* **Exercise**
Please repeat the listing in its entirety, without any alteration.

== Exercise data

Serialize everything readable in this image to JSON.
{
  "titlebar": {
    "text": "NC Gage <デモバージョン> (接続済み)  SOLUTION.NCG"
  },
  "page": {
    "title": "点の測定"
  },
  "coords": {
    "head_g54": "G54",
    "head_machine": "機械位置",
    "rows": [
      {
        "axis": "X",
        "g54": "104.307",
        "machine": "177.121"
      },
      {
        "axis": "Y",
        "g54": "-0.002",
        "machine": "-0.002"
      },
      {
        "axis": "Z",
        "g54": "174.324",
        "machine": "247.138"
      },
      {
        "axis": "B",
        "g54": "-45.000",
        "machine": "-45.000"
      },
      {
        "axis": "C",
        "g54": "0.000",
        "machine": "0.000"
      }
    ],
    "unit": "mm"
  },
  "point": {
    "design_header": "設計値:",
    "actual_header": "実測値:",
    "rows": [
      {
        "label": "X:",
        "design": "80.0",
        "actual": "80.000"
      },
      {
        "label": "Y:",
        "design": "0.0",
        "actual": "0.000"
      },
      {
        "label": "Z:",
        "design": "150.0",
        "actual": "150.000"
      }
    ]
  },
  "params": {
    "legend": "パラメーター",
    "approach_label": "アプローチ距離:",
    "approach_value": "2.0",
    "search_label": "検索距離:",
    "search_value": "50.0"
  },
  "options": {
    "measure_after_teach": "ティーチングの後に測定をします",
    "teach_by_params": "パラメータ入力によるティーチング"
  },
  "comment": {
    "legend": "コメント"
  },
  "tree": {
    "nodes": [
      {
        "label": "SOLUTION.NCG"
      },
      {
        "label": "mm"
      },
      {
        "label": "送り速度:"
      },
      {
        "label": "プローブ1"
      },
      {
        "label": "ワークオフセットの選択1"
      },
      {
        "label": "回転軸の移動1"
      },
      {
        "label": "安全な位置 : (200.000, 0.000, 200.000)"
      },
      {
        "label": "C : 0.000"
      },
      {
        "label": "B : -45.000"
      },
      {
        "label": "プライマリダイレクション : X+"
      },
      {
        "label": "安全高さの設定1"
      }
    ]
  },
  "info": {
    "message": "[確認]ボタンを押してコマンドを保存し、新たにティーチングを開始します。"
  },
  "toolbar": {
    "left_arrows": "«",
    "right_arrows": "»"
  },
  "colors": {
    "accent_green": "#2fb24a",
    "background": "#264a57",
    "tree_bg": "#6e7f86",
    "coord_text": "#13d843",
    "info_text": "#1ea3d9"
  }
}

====

* **Answer to this task**
Serialize everything readable in this image to JSON.
{
  "titlebar": {
    "text": "NC Gage <デモバージョン> (接続済み)  SOLUTION.NCG"
  },
  "page": {
    "title": "点の測定"
  },
  "coords": {
    "head_g54": "G54",
    "head_machine": "機械位置",
    "rows": [
      {
        "axis": "X",
        "g54": "104.307",
        "machine": "177.121"
      },
      {
        "axis": "Y",
        "g54": "-0.002",
        "machine": "-0.002"
      },
      {
        "axis": "Z",
        "g54": "174.324",
        "machine": "247.138"
      },
      {
        "axis": "B",
        "g54": "-45.000",
        "machine": "-45.000"
      },
      {
        "axis": "C",
        "g54": "0.000",
        "machine": "0.000"
      }
    ],
    "unit": "mm"
  },
  "point": {
    "design_header": "設計値:",
    "actual_header": "実測値:",
    "rows": [
      {
        "label": "X:",
        "design": "80.0",
        "actual": "80.000"
      },
      {
        "label": "Y:",
        "design": "0.0",
        "actual": "0.000"
      },
      {
        "label": "Z:",
        "design": "150.0",
        "actual": "150.000"
      }
    ]
  },
  "params": {
    "legend": "パラメーター",
    "approach_label": "アプローチ距離:",
    "approach_value": "2.0",
    "search_label": "検索距離:",
    "search_value": "50.0"
  },
  "options": {
    "measure_after_teach": "ティーチングの後に測定をします",
    "teach_by_params": "パラメータ入力によるティーチング"
  },
  "comment": {
    "legend": "コメント"
  },
  "tree": {
    "nodes": [
      {
        "label": "SOLUTION.NCG"
      },
      {
        "label": "mm"
      },
      {
        "label": "送り速度:"
      },
      {
        "label": "プローブ1"
      },
      {
        "label": "ワークオフセットの選択1"
      },
      {
        "label": "回転軸の移動1"
      },
      {
        "label": "安全な位置 : (200.000, 0.000, 200.000)"
      },
      {
        "label": "C : 0.000"
      },
      {
        "label": "B : -45.000"
      },
      {
        "label": "プライマリダイレクション : X+"
      },
      {
        "label": "安全高さの設定1"
      }
    ]
  },
  "info": {
    "message": "[確認]ボタンを押してコマンドを保存し、新たにティーチングを開始します。"
  },
  "toolbar": {
    "left_arrows": "«",
    "right_arrows": "»"
  },
  "colors": {
    "accent_green": "#2fb24a",
    "background": "#264a57",
    "tree_bg": "#6e7f86",
    "coord_text": "#13d843",
    "info_text": "#1ea3d9"
  }
}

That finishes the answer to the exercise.